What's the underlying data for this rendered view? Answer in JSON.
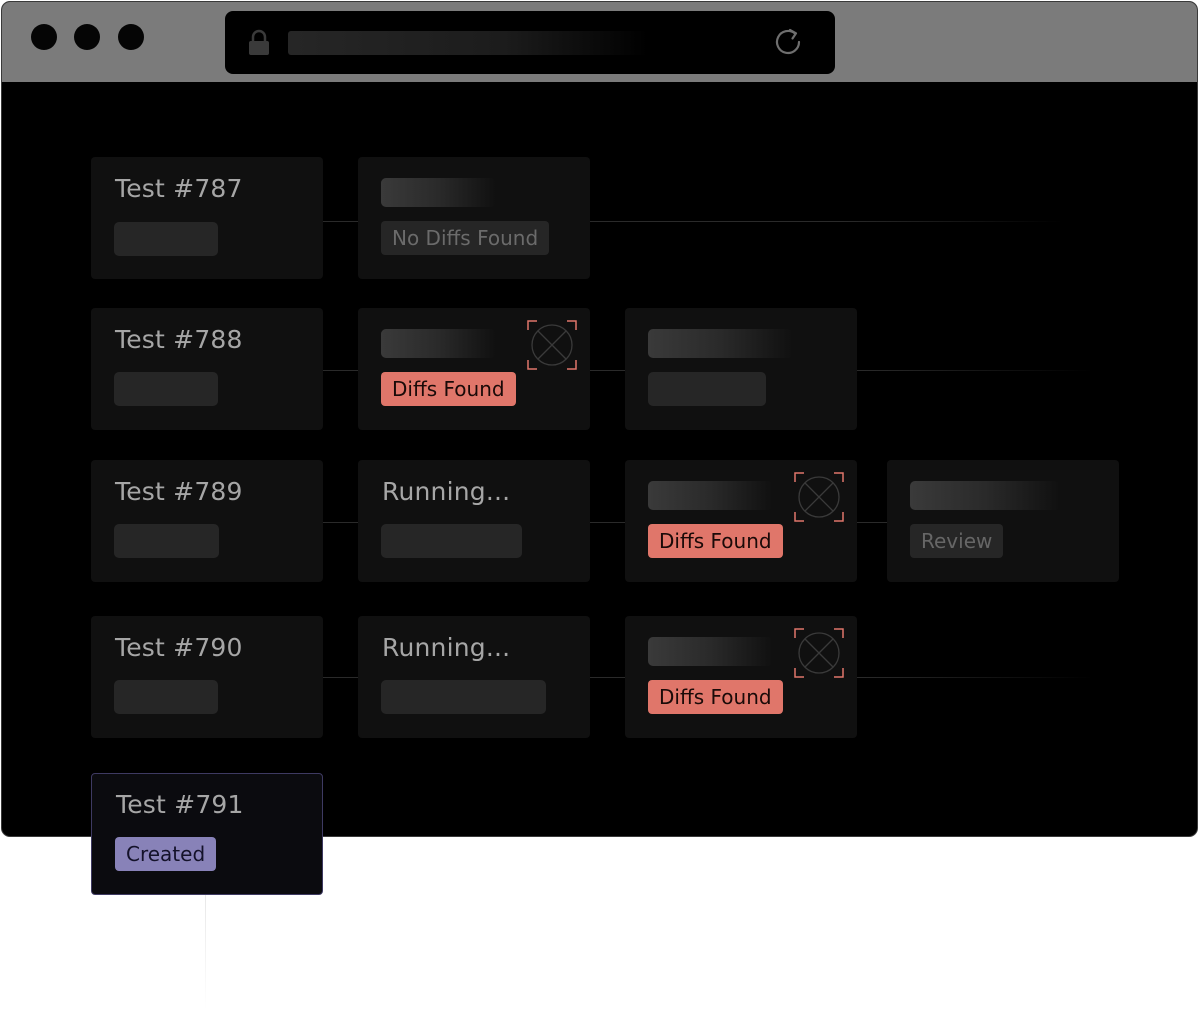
{
  "browser": {
    "controls": [
      "close",
      "minimize",
      "maximize"
    ],
    "lock_icon": "lock-icon",
    "reload_icon": "reload-icon"
  },
  "colors": {
    "diff_badge": "#e0766a",
    "created_badge": "#8882b8",
    "card_background": "#101010",
    "canvas_background": "#000000",
    "titlebar": "#7b7b7b"
  },
  "tests": [
    {
      "title": "Test #787",
      "steps": [
        {
          "status": "No Diffs Found"
        }
      ]
    },
    {
      "title": "Test #788",
      "steps": [
        {
          "status": "Diffs Found",
          "icon": "diff-focus-icon"
        },
        {
          "status": ""
        }
      ]
    },
    {
      "title": "Test #789",
      "steps": [
        {
          "status": "Running..."
        },
        {
          "status": "Diffs Found",
          "icon": "diff-focus-icon"
        },
        {
          "status": "Review"
        }
      ]
    },
    {
      "title": "Test #790",
      "steps": [
        {
          "status": "Running..."
        },
        {
          "status": "Diffs Found",
          "icon": "diff-focus-icon"
        }
      ]
    },
    {
      "title": "Test #791",
      "status": "Created"
    }
  ]
}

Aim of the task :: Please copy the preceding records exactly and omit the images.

Written solution ::
What's the underlying data for this rendered view? Answer in JSON.
{
  "browser": {
    "controls": [
      "close",
      "minimize",
      "maximize"
    ],
    "lock_icon": "lock-icon",
    "reload_icon": "reload-icon"
  },
  "colors": {
    "diff_badge": "#e0766a",
    "created_badge": "#8882b8",
    "card_background": "#101010",
    "canvas_background": "#000000",
    "titlebar": "#7b7b7b"
  },
  "tests": [
    {
      "title": "Test #787",
      "steps": [
        {
          "status": "No Diffs Found"
        }
      ]
    },
    {
      "title": "Test #788",
      "steps": [
        {
          "status": "Diffs Found",
          "icon": "diff-focus-icon"
        },
        {
          "status": ""
        }
      ]
    },
    {
      "title": "Test #789",
      "steps": [
        {
          "status": "Running..."
        },
        {
          "status": "Diffs Found",
          "icon": "diff-focus-icon"
        },
        {
          "status": "Review"
        }
      ]
    },
    {
      "title": "Test #790",
      "steps": [
        {
          "status": "Running..."
        },
        {
          "status": "Diffs Found",
          "icon": "diff-focus-icon"
        }
      ]
    },
    {
      "title": "Test #791",
      "status": "Created"
    }
  ]
}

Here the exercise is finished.